15:10 – Arrived at the Naperville emergency operation center (DOC). Started up the weather computers and radios, in preparation for arrivals about their staff later in the afternoon. Traded in my XL size polo shirt for a new uniform shirt in a medium. (Doing a happy dance on the inside!)
15:35CDT – An axis of steep lapse rates is oozing east from Iowa.
1730 CDT – Looks like a tornado watch is imminent, per mesoscale discussion MD1020.
1810 CDT – tornado watch number 286 is issued. The EOC goes into operational mode.
While the situation could change from the forecast above, I heave a sigh of relief that the primary area of a risk is to the south of the Chicago metro area.

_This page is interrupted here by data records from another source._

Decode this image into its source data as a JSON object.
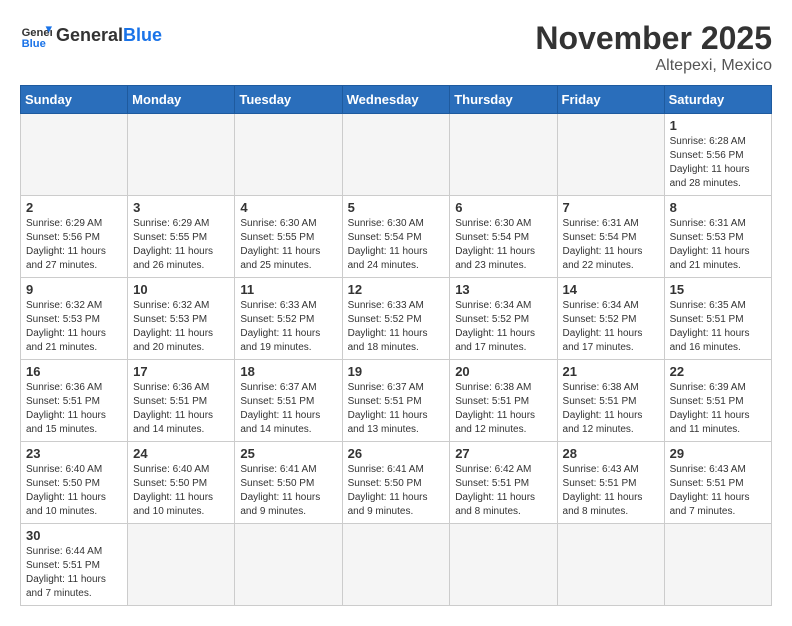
{
  "header": {
    "logo_general": "General",
    "logo_blue": "Blue",
    "month_title": "November 2025",
    "location": "Altepexi, Mexico"
  },
  "weekdays": [
    "Sunday",
    "Monday",
    "Tuesday",
    "Wednesday",
    "Thursday",
    "Friday",
    "Saturday"
  ],
  "cells": [
    {
      "day": "",
      "empty": true
    },
    {
      "day": "",
      "empty": true
    },
    {
      "day": "",
      "empty": true
    },
    {
      "day": "",
      "empty": true
    },
    {
      "day": "",
      "empty": true
    },
    {
      "day": "",
      "empty": true
    },
    {
      "day": "1",
      "sunrise": "6:28 AM",
      "sunset": "5:56 PM",
      "daylight": "11 hours and 28 minutes."
    },
    {
      "day": "2",
      "sunrise": "6:29 AM",
      "sunset": "5:56 PM",
      "daylight": "11 hours and 27 minutes."
    },
    {
      "day": "3",
      "sunrise": "6:29 AM",
      "sunset": "5:55 PM",
      "daylight": "11 hours and 26 minutes."
    },
    {
      "day": "4",
      "sunrise": "6:30 AM",
      "sunset": "5:55 PM",
      "daylight": "11 hours and 25 minutes."
    },
    {
      "day": "5",
      "sunrise": "6:30 AM",
      "sunset": "5:54 PM",
      "daylight": "11 hours and 24 minutes."
    },
    {
      "day": "6",
      "sunrise": "6:30 AM",
      "sunset": "5:54 PM",
      "daylight": "11 hours and 23 minutes."
    },
    {
      "day": "7",
      "sunrise": "6:31 AM",
      "sunset": "5:54 PM",
      "daylight": "11 hours and 22 minutes."
    },
    {
      "day": "8",
      "sunrise": "6:31 AM",
      "sunset": "5:53 PM",
      "daylight": "11 hours and 21 minutes."
    },
    {
      "day": "9",
      "sunrise": "6:32 AM",
      "sunset": "5:53 PM",
      "daylight": "11 hours and 21 minutes."
    },
    {
      "day": "10",
      "sunrise": "6:32 AM",
      "sunset": "5:53 PM",
      "daylight": "11 hours and 20 minutes."
    },
    {
      "day": "11",
      "sunrise": "6:33 AM",
      "sunset": "5:52 PM",
      "daylight": "11 hours and 19 minutes."
    },
    {
      "day": "12",
      "sunrise": "6:33 AM",
      "sunset": "5:52 PM",
      "daylight": "11 hours and 18 minutes."
    },
    {
      "day": "13",
      "sunrise": "6:34 AM",
      "sunset": "5:52 PM",
      "daylight": "11 hours and 17 minutes."
    },
    {
      "day": "14",
      "sunrise": "6:34 AM",
      "sunset": "5:52 PM",
      "daylight": "11 hours and 17 minutes."
    },
    {
      "day": "15",
      "sunrise": "6:35 AM",
      "sunset": "5:51 PM",
      "daylight": "11 hours and 16 minutes."
    },
    {
      "day": "16",
      "sunrise": "6:36 AM",
      "sunset": "5:51 PM",
      "daylight": "11 hours and 15 minutes."
    },
    {
      "day": "17",
      "sunrise": "6:36 AM",
      "sunset": "5:51 PM",
      "daylight": "11 hours and 14 minutes."
    },
    {
      "day": "18",
      "sunrise": "6:37 AM",
      "sunset": "5:51 PM",
      "daylight": "11 hours and 14 minutes."
    },
    {
      "day": "19",
      "sunrise": "6:37 AM",
      "sunset": "5:51 PM",
      "daylight": "11 hours and 13 minutes."
    },
    {
      "day": "20",
      "sunrise": "6:38 AM",
      "sunset": "5:51 PM",
      "daylight": "11 hours and 12 minutes."
    },
    {
      "day": "21",
      "sunrise": "6:38 AM",
      "sunset": "5:51 PM",
      "daylight": "11 hours and 12 minutes."
    },
    {
      "day": "22",
      "sunrise": "6:39 AM",
      "sunset": "5:51 PM",
      "daylight": "11 hours and 11 minutes."
    },
    {
      "day": "23",
      "sunrise": "6:40 AM",
      "sunset": "5:50 PM",
      "daylight": "11 hours and 10 minutes."
    },
    {
      "day": "24",
      "sunrise": "6:40 AM",
      "sunset": "5:50 PM",
      "daylight": "11 hours and 10 minutes."
    },
    {
      "day": "25",
      "sunrise": "6:41 AM",
      "sunset": "5:50 PM",
      "daylight": "11 hours and 9 minutes."
    },
    {
      "day": "26",
      "sunrise": "6:41 AM",
      "sunset": "5:50 PM",
      "daylight": "11 hours and 9 minutes."
    },
    {
      "day": "27",
      "sunrise": "6:42 AM",
      "sunset": "5:51 PM",
      "daylight": "11 hours and 8 minutes."
    },
    {
      "day": "28",
      "sunrise": "6:43 AM",
      "sunset": "5:51 PM",
      "daylight": "11 hours and 8 minutes."
    },
    {
      "day": "29",
      "sunrise": "6:43 AM",
      "sunset": "5:51 PM",
      "daylight": "11 hours and 7 minutes."
    },
    {
      "day": "30",
      "sunrise": "6:44 AM",
      "sunset": "5:51 PM",
      "daylight": "11 hours and 7 minutes."
    },
    {
      "day": "",
      "empty": true
    },
    {
      "day": "",
      "empty": true
    },
    {
      "day": "",
      "empty": true
    },
    {
      "day": "",
      "empty": true
    },
    {
      "day": "",
      "empty": true
    },
    {
      "day": "",
      "empty": true
    }
  ]
}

Had this been forecast to occur 25 miles further north, the situation could have been very dangerous for the western suburbsand Chicago proper. Once again, we dodge the bullet, it seems.

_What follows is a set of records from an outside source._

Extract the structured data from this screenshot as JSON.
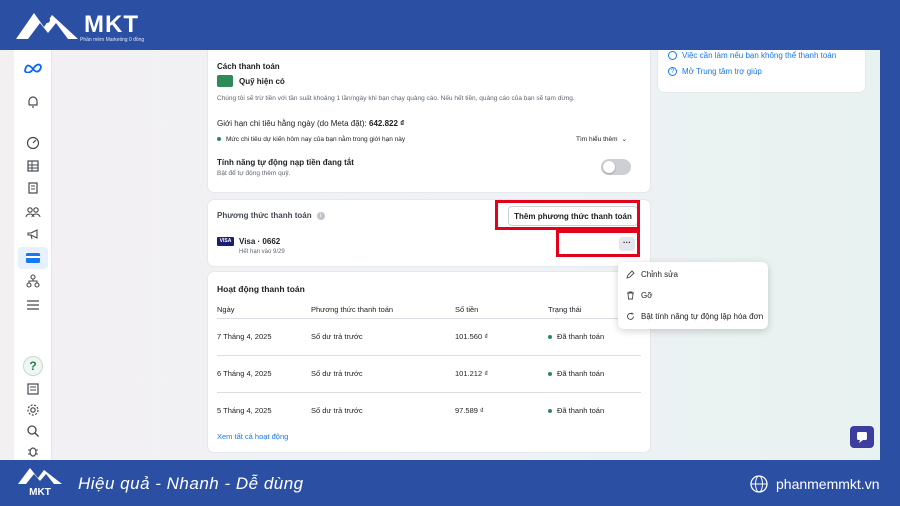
{
  "brand": {
    "name": "MKT",
    "tagline": "Phần mềm Marketing 0 đồng"
  },
  "left_rail": {
    "icons": [
      "meta-logo-icon",
      "bell-icon",
      "dashboard-gauge-icon",
      "table-icon",
      "pages-icon",
      "people-icon",
      "megaphone-icon",
      "billing-card-icon",
      "hierarchy-icon",
      "menu-lines-icon",
      "help-icon",
      "report-icon",
      "settings-gear-icon",
      "search-icon",
      "bug-icon"
    ],
    "help_label": "?"
  },
  "right_panel": {
    "link_1": "Việc cần làm nếu bạn không thể thanh toán",
    "link_2": "Mở Trung tâm trợ giúp"
  },
  "payment_method_card": {
    "title": "Cách thanh toán",
    "method_name": "Quỹ hiện có",
    "description": "Chúng tôi sẽ trừ tiền với tần suất khoảng 1 lần/ngày khi bạn chạy quảng cáo. Nếu hết tiền, quảng cáo của bạn sẽ tạm dừng.",
    "daily_limit_label": "Giới hạn chi tiêu hằng ngày (do Meta đặt):",
    "daily_limit_value": "642.822 ₫",
    "forecast_text": "Mức chi tiêu dự kiến hôm nay của bạn nằm trong giới hạn này",
    "learn_more": "Tìm hiểu thêm",
    "auto_topup_title": "Tính năng tự động nạp tiền đang tắt",
    "auto_topup_subtitle": "Bật để tự động thêm quỹ.",
    "auto_topup_enabled": false
  },
  "payment_methods": {
    "title": "Phương thức thanh toán",
    "add_button": "Thêm phương thức thanh toán",
    "card_brand": "VISA",
    "card_name": "Visa · 0662",
    "card_expiry": "Hết hạn vào 9/29",
    "more_button": "···"
  },
  "context_menu": {
    "items": [
      {
        "label": "Chỉnh sửa",
        "icon": "pencil-icon"
      },
      {
        "label": "Gỡ",
        "icon": "trash-icon"
      },
      {
        "label": "Bật tính năng tự động lập hóa đơn",
        "icon": "refresh-icon"
      }
    ]
  },
  "activity": {
    "title": "Hoạt động thanh toán",
    "columns": [
      "Ngày",
      "Phương thức thanh toán",
      "Số tiền",
      "Trạng thái"
    ],
    "rows": [
      {
        "date": "7 Tháng 4, 2025",
        "method": "Số dư trả trước",
        "amount": "101.560 ₫",
        "status": "Đã thanh toán"
      },
      {
        "date": "6 Tháng 4, 2025",
        "method": "Số dư trả trước",
        "amount": "101.212 ₫",
        "status": "Đã thanh toán"
      },
      {
        "date": "5 Tháng 4, 2025",
        "method": "Số dư trả trước",
        "amount": "97.589 ₫",
        "status": "Đã thanh toán"
      }
    ],
    "see_all": "Xem tất cả hoạt động"
  },
  "banner": {
    "slogan": "Hiệu quả - Nhanh  - Dễ dùng",
    "website": "phanmemmkt.vn"
  },
  "colors": {
    "brand_blue": "#2a4fa3",
    "highlight_red": "#e3001b",
    "success_green": "#2e8b57",
    "link_blue": "#1877f2"
  }
}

1834 CDT – A severe thunderstorm warning goes up near Amboy, Illinois. Even at this point, Al Fisher and I spot a strong couple of forming on the base philosophy velocity plot.”Why aren’t they issuing a tornado warning on this,” we ask one another.
A few minutes later, that warning is issued. NWS policy states that once a storm is tornado-warned, it retains that warning until the storm falls apart. This is how the NWS errs on the side of caution.
The good news is that they are able to issue this with a high degree of confidence, as a number of spotters and chasers (the little red dots in the picture below) are already on the storm, As this radar scope pro composite reflectivity/base velocity product shows:
To keep the look and feel of supercell storms fresh in my mind
CHASE #1 TEMPEST TOURS (commercial tour) 10 days – 4797 chase miles, 8 people
Lead vehicle (8): LEAD: Bill Reid (Westlake Village, CA;KG6FWX),
DRIVER: Scott Weberpal (Janesville,WI);
PASSENGERS: Lisa Beal (Bolingbrook, IL;KC9BST), Heather Taluba (NJ),
Jack Bolo (Burlington, NC), Joel Emilio (S.CA), Dustin Aldridge (S.CA), Samantha McGrath (Bristol, UK)
Follow-up trip to surgeon! As I was driving away from home, tornado warnings went up. As this happened during our normal ARES net drill, it took me a moment to use NOAA WX radio to confirm this was real. Utica, IL knew it was no drill! See a Utica photo gallery, NWS/LOT’s summary and a related ARRL article for more.